Activity =>
If a line in the listing carries the word "icon", return a copy of that line.

Data excerpts =>
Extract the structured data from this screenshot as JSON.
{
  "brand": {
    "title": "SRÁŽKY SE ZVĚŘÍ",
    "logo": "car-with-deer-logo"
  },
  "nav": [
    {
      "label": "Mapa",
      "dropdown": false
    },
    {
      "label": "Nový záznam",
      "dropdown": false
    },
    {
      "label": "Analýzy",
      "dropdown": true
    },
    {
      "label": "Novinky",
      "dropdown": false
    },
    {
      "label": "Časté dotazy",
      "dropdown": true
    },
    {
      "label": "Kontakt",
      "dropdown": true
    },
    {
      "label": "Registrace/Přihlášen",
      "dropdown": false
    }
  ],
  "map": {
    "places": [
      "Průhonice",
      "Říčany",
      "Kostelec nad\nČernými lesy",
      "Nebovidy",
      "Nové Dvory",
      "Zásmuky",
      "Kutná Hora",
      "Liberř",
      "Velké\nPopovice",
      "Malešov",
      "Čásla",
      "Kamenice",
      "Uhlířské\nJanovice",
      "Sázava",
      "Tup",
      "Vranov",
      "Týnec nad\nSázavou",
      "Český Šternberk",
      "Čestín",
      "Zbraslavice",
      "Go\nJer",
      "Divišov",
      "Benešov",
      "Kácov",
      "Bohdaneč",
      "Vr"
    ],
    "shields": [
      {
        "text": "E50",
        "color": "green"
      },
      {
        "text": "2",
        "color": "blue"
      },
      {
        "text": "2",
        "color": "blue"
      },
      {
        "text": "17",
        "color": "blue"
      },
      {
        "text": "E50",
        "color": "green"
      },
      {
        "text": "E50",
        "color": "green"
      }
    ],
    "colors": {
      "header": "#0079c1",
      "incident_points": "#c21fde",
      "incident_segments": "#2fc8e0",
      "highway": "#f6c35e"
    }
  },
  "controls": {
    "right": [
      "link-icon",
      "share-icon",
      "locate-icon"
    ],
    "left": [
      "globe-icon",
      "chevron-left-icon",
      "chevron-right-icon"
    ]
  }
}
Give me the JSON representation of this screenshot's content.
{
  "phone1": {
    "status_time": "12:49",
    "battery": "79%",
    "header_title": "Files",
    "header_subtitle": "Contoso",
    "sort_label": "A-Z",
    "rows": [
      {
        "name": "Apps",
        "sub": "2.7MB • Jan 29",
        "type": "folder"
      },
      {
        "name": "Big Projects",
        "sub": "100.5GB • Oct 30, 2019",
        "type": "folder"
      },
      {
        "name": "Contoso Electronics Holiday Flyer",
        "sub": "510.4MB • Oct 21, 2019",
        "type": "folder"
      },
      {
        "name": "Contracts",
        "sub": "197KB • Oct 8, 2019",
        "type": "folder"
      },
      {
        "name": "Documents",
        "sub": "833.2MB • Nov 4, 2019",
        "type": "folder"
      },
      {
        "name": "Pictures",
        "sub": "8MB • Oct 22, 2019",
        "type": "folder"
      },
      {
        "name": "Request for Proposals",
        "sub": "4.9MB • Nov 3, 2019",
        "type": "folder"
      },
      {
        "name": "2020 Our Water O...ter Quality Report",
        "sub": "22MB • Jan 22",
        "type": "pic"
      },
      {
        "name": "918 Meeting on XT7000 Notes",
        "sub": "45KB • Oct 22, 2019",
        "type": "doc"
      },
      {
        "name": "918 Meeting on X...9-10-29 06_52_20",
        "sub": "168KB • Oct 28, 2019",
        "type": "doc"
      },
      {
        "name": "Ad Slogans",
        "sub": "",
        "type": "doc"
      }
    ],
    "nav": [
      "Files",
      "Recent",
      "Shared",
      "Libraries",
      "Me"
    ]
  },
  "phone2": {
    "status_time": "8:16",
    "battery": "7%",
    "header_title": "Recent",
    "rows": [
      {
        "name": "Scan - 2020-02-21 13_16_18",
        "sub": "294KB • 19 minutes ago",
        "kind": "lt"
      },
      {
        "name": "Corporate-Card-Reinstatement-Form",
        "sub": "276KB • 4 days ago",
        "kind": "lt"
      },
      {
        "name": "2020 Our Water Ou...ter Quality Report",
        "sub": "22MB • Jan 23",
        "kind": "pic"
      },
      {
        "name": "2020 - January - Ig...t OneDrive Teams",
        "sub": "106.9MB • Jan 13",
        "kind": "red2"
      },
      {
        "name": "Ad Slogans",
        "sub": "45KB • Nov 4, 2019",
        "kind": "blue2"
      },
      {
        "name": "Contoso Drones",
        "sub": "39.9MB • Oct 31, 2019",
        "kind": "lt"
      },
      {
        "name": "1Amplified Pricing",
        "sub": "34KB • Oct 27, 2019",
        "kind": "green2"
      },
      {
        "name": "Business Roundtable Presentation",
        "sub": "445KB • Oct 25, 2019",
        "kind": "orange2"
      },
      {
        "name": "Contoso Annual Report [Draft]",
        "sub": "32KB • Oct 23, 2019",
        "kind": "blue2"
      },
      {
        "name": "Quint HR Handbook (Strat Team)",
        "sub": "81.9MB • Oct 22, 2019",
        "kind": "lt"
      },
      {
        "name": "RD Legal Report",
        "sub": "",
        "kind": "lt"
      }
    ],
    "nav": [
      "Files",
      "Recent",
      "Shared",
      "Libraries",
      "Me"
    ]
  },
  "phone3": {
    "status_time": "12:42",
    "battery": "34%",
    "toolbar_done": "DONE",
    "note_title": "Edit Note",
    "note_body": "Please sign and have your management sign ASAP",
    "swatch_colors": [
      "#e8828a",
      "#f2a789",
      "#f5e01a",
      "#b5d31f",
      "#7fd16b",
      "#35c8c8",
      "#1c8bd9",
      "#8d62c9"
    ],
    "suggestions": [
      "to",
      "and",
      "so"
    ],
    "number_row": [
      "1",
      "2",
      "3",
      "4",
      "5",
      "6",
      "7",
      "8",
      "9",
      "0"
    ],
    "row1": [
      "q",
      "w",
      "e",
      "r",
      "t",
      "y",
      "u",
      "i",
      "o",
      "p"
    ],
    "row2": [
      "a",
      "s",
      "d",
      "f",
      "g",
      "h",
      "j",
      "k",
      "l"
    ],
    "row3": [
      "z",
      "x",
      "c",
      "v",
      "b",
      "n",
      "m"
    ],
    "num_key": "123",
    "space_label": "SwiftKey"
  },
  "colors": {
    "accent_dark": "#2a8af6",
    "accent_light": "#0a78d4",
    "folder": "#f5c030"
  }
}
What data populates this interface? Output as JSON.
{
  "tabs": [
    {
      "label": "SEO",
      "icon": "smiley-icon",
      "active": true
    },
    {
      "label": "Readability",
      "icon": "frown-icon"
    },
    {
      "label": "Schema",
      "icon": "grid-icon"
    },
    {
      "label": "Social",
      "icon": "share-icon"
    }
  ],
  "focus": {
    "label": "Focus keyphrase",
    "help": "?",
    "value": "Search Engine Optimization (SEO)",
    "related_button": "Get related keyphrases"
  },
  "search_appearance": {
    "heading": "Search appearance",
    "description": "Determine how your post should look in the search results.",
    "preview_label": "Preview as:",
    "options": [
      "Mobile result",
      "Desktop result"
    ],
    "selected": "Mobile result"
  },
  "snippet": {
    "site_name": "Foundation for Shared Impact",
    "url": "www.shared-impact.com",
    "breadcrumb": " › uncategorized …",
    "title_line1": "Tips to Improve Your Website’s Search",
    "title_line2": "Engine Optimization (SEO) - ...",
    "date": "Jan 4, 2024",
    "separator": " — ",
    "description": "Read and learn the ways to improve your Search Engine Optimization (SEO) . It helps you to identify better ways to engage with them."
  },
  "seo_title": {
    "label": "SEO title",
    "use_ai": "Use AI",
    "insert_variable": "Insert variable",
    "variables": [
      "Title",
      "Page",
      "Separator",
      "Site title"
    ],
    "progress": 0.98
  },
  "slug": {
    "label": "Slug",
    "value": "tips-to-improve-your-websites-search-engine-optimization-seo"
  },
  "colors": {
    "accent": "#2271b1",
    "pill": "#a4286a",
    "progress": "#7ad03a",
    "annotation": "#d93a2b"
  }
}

Task response =>
      "link-icon",
      "share-icon",
      "locate-icon"
      "globe-icon",
      "chevron-left-icon",
      "chevron-right-icon"
      "icon": "smiley-icon",
      "icon": "frown-icon"
      "icon": "grid-icon"
      "icon": "share-icon"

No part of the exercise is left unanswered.